Employers that do not offer employees with minimum essential health coverage essentially subject their employees to a tax penalty unless they are covered elsewhere, such as coverage under a spouse’s or parent’s plan, Medicaid or other suitable coverage.

Any health plan bought through the Health Insurance Marketplace - HealthCare.Gov - meets the minimum essential health coverage standards.

And, under the Affordable Care Act, small employer plans that cover between 2 – 49 employees must provide minimum essential health coverage, which includes hospitalization, ambulatory services, emergency services, maternity and newborn care, mental health services, prescription drugs, lab tests, chronic disease management, preventive care pediatric services for children, including dental and vision care and rehabilitative services.

“While the Affordable Care Act has done a great job in getting more people covered under Medicaid, it hasn’t done much in mitigating the cost of health insurance for employers, in part because the mandated coverages don’t come cheap” says Sarno.

Overall, costs increased an average of 8.5 percent for health insurance last year.

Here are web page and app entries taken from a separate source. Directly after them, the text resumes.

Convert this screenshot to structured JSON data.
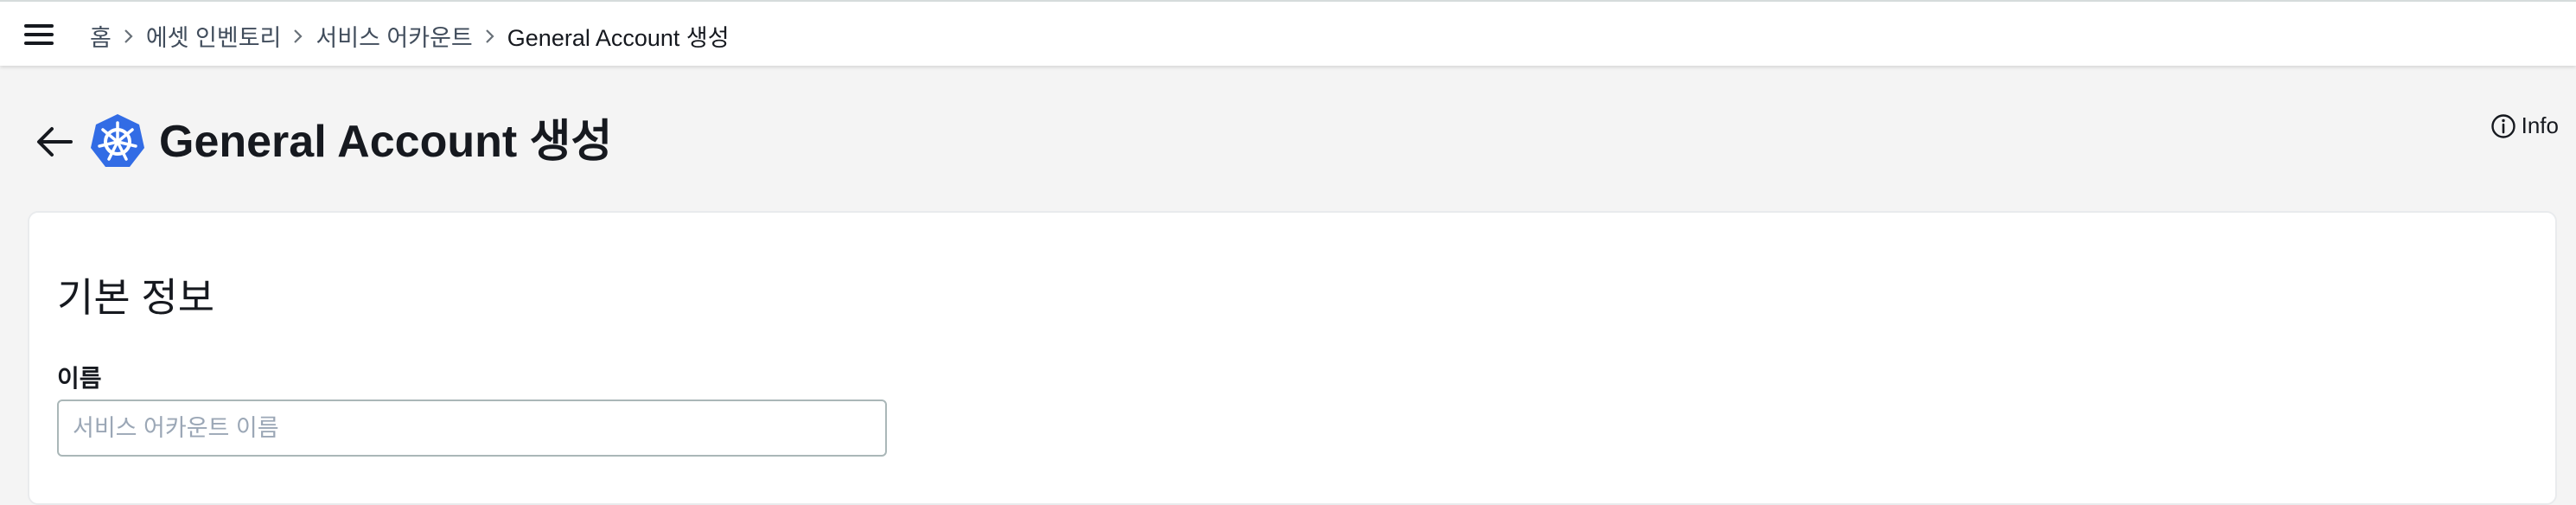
{
  "breadcrumb": {
    "items": [
      "홈",
      "에셋 인벤토리",
      "서비스 어카운트"
    ],
    "current": "General Account 생성"
  },
  "header": {
    "title": "General Account 생성",
    "info_label": "Info"
  },
  "form": {
    "section_title": "기본 정보",
    "name_label": "이름",
    "name_value": "",
    "name_placeholder": "서비스 어카운트 이름"
  },
  "colors": {
    "kubernetes_blue": "#326ce5",
    "background": "#f4f4f4",
    "text": "#16191f"
  },
  "icons": [
    "menu-icon",
    "chevron-right-icon",
    "back-arrow-icon",
    "kubernetes-icon",
    "info-icon"
  ]
}
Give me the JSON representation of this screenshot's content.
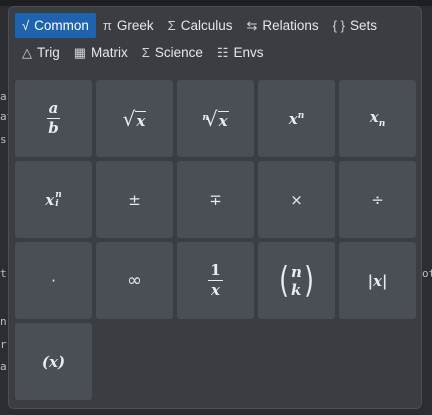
{
  "tabs_row1": [
    {
      "icon": "√",
      "icon_name": "sqrt-icon",
      "label": "Common",
      "active": true
    },
    {
      "icon": "π",
      "icon_name": "pi-icon",
      "label": "Greek"
    },
    {
      "icon": "Σ",
      "icon_name": "sigma-icon",
      "label": "Calculus"
    },
    {
      "icon": "⇆",
      "icon_name": "arrows-icon",
      "label": "Relations"
    },
    {
      "icon": "{ }",
      "icon_name": "braces-icon",
      "label": "Sets"
    }
  ],
  "tabs_row2": [
    {
      "icon": "△",
      "icon_name": "triangle-icon",
      "label": "Trig"
    },
    {
      "icon": "▦",
      "icon_name": "grid-icon",
      "label": "Matrix"
    },
    {
      "icon": "Σ",
      "icon_name": "sigma-icon",
      "label": "Science"
    },
    {
      "icon": "☷",
      "icon_name": "list-icon",
      "label": "Envs"
    }
  ],
  "symbols": {
    "frac_num": "a",
    "frac_den": "b",
    "sqrt_arg": "x",
    "nroot_idx": "n",
    "nroot_arg": "x",
    "pow_base": "x",
    "pow_exp": "n",
    "sub_base": "x",
    "sub_idx": "n",
    "subsup_base": "x",
    "subsup_sup": "n",
    "subsup_sub": "i",
    "plusminus": "±",
    "minusplus": "∓",
    "times": "×",
    "divide": "÷",
    "cdot": "·",
    "infinity": "∞",
    "inv_num": "1",
    "inv_den": "x",
    "binom_top": "n",
    "binom_bot": "k",
    "abs": "|x|",
    "paren": "(x)"
  },
  "background_fragments": [
    "ar",
    "at",
    "s",
    "t",
    "n",
    "r",
    "ar",
    "ot"
  ]
}
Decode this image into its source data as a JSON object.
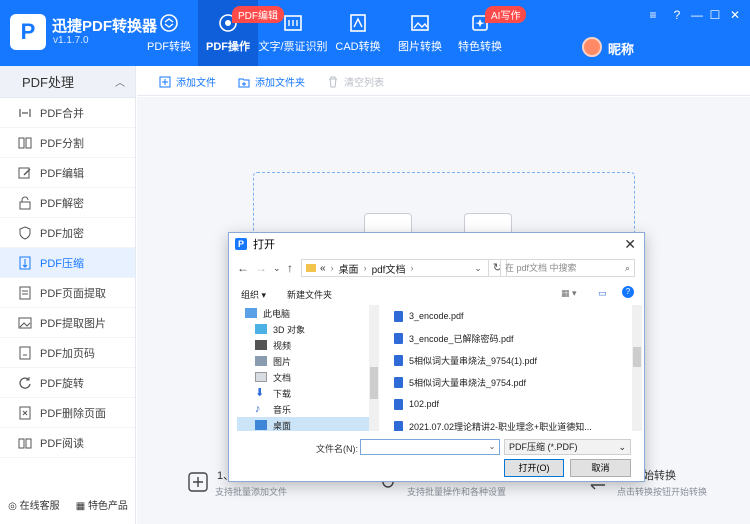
{
  "app": {
    "name": "迅捷PDF转换器",
    "version": "v1.1.7.0",
    "logo_letter": "P"
  },
  "nav": [
    {
      "label": "PDF转换",
      "icon": "pdf-convert-icon"
    },
    {
      "label": "PDF操作",
      "icon": "pdf-operate-icon",
      "badge": "PDF编辑",
      "active": true
    },
    {
      "label": "文字/票证识别",
      "icon": "ocr-icon"
    },
    {
      "label": "CAD转换",
      "icon": "cad-icon"
    },
    {
      "label": "图片转换",
      "icon": "image-icon"
    },
    {
      "label": "特色转换",
      "icon": "special-icon",
      "badge": "AI写作"
    }
  ],
  "user": {
    "nickname": "昵称"
  },
  "sidebar": {
    "header": "PDF处理",
    "items": [
      {
        "label": "PDF合并"
      },
      {
        "label": "PDF分割"
      },
      {
        "label": "PDF编辑"
      },
      {
        "label": "PDF解密"
      },
      {
        "label": "PDF加密"
      },
      {
        "label": "PDF压缩",
        "active": true
      },
      {
        "label": "PDF页面提取"
      },
      {
        "label": "PDF提取图片"
      },
      {
        "label": "PDF加页码"
      },
      {
        "label": "PDF旋转"
      },
      {
        "label": "PDF删除页面"
      },
      {
        "label": "PDF阅读"
      }
    ],
    "footer": {
      "service": "在线客服",
      "products": "特色产品"
    }
  },
  "toolbar": {
    "add_file": "添加文件",
    "add_folder": "添加文件夹",
    "clear_list": "清空列表"
  },
  "steps": [
    {
      "title": "1、",
      "sub": "支持批量添加文件"
    },
    {
      "title": "",
      "sub": "支持批量操作和各种设置"
    },
    {
      "title": "始转换",
      "sub": "点击转换按钮开始转换"
    }
  ],
  "dialog": {
    "title": "打开",
    "path": [
      "«",
      "桌面",
      "pdf文档"
    ],
    "search_placeholder": "在 pdf文档 中搜索",
    "organize": "组织",
    "new_folder": "新建文件夹",
    "tree": [
      "此电脑",
      "3D 对象",
      "视频",
      "图片",
      "文档",
      "下载",
      "音乐",
      "桌面"
    ],
    "files": [
      "3_encode.pdf",
      "3_encode_已解除密码.pdf",
      "5相似词大量串烧法_9754(1).pdf",
      "5相似词大量串烧法_9754.pdf",
      "102.pdf",
      "2021.07.02理论精讲2-职业理念+职业道德知..."
    ],
    "filename_label": "文件名(N):",
    "filename_value": "",
    "filetype": "PDF压缩 (*.PDF)",
    "open_button": "打开(O)",
    "cancel_button": "取消"
  },
  "colors": {
    "brand": "#1677ff",
    "badge": "#ff4a4a"
  }
}
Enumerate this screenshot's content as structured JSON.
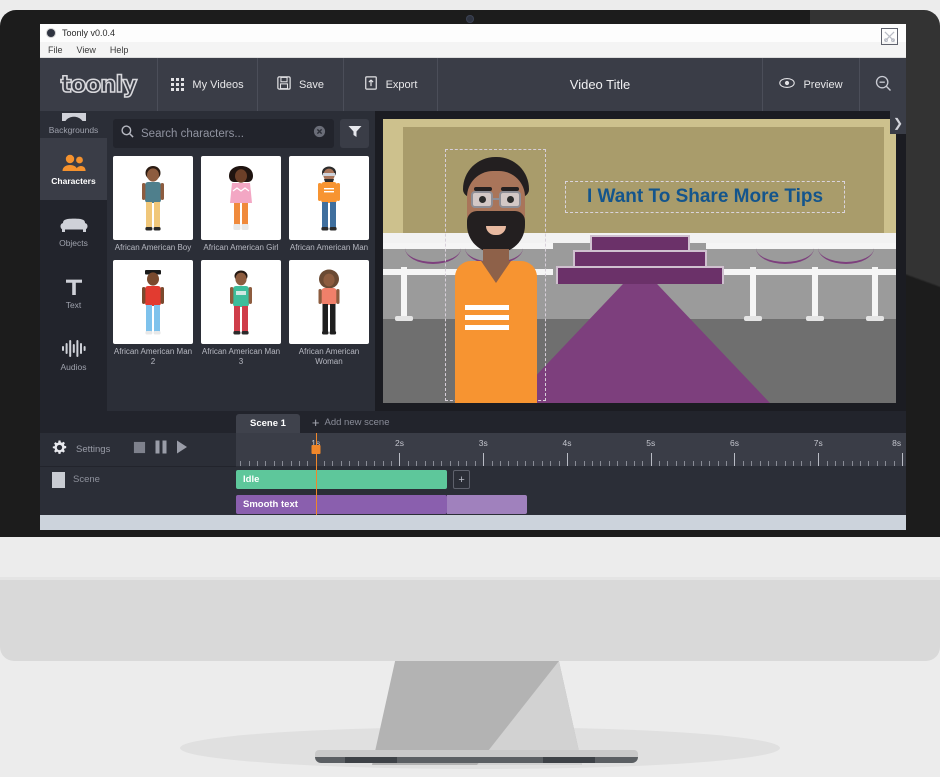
{
  "window": {
    "title": "Toonly v0.0.4",
    "menus": [
      "File",
      "View",
      "Help"
    ]
  },
  "toolbar": {
    "logo": "toonly",
    "my_videos": "My Videos",
    "save": "Save",
    "export": "Export",
    "video_title": "Video Title",
    "preview": "Preview",
    "zoom_icon": "zoom-out-icon"
  },
  "sidebar": {
    "items": [
      {
        "label": "Backgrounds",
        "icon": "backgrounds-icon",
        "active": false
      },
      {
        "label": "Characters",
        "icon": "characters-icon",
        "active": true
      },
      {
        "label": "Objects",
        "icon": "objects-icon",
        "active": false
      },
      {
        "label": "Text",
        "icon": "text-icon",
        "active": false
      },
      {
        "label": "Audios",
        "icon": "audios-icon",
        "active": false
      }
    ]
  },
  "library": {
    "search": {
      "placeholder": "Search characters...",
      "value": "",
      "search_icon": "search-icon",
      "clear_icon": "clear-icon"
    },
    "filter_icon": "filter-icon",
    "characters": [
      {
        "name": "African American Boy",
        "skin": "#8d5c3f",
        "hair": "#2b1b12",
        "top": "#4f7f8c",
        "bottom": "#f0c77a"
      },
      {
        "name": "African American Girl",
        "skin": "#6b3f28",
        "hair": "#1f1410",
        "top": "#f3a7c4",
        "bottom": "#f08a3c"
      },
      {
        "name": "African American Man",
        "skin": "#a9755a",
        "hair": "#2b2b2b",
        "top": "#f79431",
        "bottom": "#3f6f9e"
      },
      {
        "name": "African American Man 2",
        "skin": "#7a4a2e",
        "hair": "#1a1a1a",
        "top": "#e23b30",
        "bottom": "#7ec2ec"
      },
      {
        "name": "African American Man 3",
        "skin": "#8d5c3f",
        "hair": "#241812",
        "top": "#3dbd9b",
        "bottom": "#cf3d4a"
      },
      {
        "name": "African American Woman",
        "skin": "#8d5c3f",
        "hair": "#6b4a33",
        "top": "#f0806a",
        "bottom": "#1f1f1f"
      }
    ]
  },
  "stage": {
    "text_element": "I Want To Share More Tips",
    "text_color": "#14558c",
    "next_arrow_icon": "chevron-right-icon",
    "selected_character": "African American Man"
  },
  "timeline": {
    "scene_tab": "Scene 1",
    "add_scene": "Add new scene",
    "settings_label": "Settings",
    "controls": [
      "stop-icon",
      "pause-icon",
      "play-icon"
    ],
    "ruler_ticks": [
      "1s",
      "2s",
      "3s",
      "4s",
      "5s",
      "6s",
      "7s",
      "8s"
    ],
    "playhead_time": "1s",
    "tracks": [
      {
        "name": "Idle",
        "color": "#5ec79b",
        "start_s": 0.0,
        "end_s": 2.55,
        "add_label": "+"
      },
      {
        "name": "Smooth text",
        "color": "#8a5fae",
        "start_s": 0.0,
        "end_s": 2.55
      }
    ],
    "scene_row_label": "Scene",
    "cut_icon": "cut-icon"
  }
}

One in four small businesses froze or limited wage increases and or delayed or reduced business investments to maintain their health coverage.

Other employers passed more of the costs onto their employees by hiking co-pays and deductibles. “I’m not sure whether small businesses know what they are doing when they buy healthcare. They are forcing employees to pay more for less. They would never treat a customer that way. If they did that, they would be out of business” says Sarno.

To help solve this dilemma for small and mid-sized employers, EANJ sponsors Members Health Plan N.J., a multiple employer, self-insured group benefits plan that allows small businesses to pool their medical risk among the membership, providing greater buying power, increased access to benefit options, better rate stability and cost control.

Over 2,000 EANJ members currently fund their health care costs with Members Health Plan N.J, providing minimum essential benefits to business owners, employees and their families.

Regulated by the U.S. Department of Insurance and the N.J. Department of Banking and Insurance. The not for profit health plan is actually owned by its members and governed by uncompensated fiduciary trustees.

Brokers receive a commission if they sell the coverage to their business clients.

Leading edge prevention and wellness tools are built into the plan such as enhanced, concierge-style health support dedicated to the membership. Licensed clinicians, nurses, social workers and other healthcare professionals are available to members 24/7.

“Escalating healthcare costs are obviously of great concern to employers.  But evidence suggests that 80 percent of illnesses and disease in the United States is preventable. If employers want to be part of the solution, we provide the tools” says Sarno.

“We are also ready for the healthcare mandate” adds Sarno. The plan files the required documentation for each covered employee.

Click for more information about Members Health Plan NJ.